→ **PROBLEM**
Every entry below should be returned exactly as it appears, with pictures left out.
── DATASET EXTRACT ──
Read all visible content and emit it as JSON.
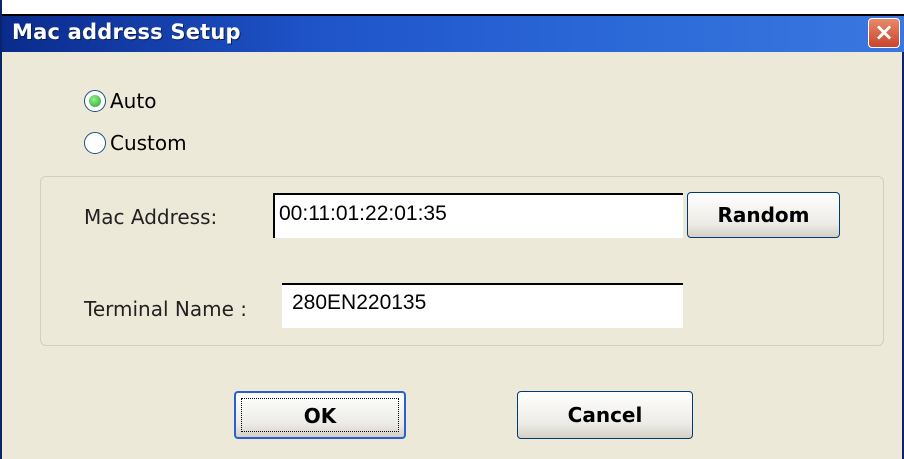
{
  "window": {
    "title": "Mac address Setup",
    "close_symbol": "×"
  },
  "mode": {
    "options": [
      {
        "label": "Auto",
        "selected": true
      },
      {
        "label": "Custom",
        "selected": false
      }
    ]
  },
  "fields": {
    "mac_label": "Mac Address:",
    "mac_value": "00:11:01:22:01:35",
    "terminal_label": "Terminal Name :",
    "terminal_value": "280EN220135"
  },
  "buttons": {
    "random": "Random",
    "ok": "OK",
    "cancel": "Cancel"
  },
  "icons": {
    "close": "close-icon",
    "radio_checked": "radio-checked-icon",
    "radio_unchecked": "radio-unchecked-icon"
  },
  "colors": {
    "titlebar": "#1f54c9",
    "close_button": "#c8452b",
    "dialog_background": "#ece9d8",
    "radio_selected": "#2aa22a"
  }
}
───
→ **RESPONSE**
Read all visible content and emit it as JSON.
{
  "window": {
    "title": "Mac address Setup",
    "close_symbol": "×"
  },
  "mode": {
    "options": [
      {
        "label": "Auto",
        "selected": true
      },
      {
        "label": "Custom",
        "selected": false
      }
    ]
  },
  "fields": {
    "mac_label": "Mac Address:",
    "mac_value": "00:11:01:22:01:35",
    "terminal_label": "Terminal Name :",
    "terminal_value": "280EN220135"
  },
  "buttons": {
    "random": "Random",
    "ok": "OK",
    "cancel": "Cancel"
  },
  "icons": {
    "close": "close-icon",
    "radio_checked": "radio-checked-icon",
    "radio_unchecked": "radio-unchecked-icon"
  },
  "colors": {
    "titlebar": "#1f54c9",
    "close_button": "#c8452b",
    "dialog_background": "#ece9d8",
    "radio_selected": "#2aa22a"
  }
}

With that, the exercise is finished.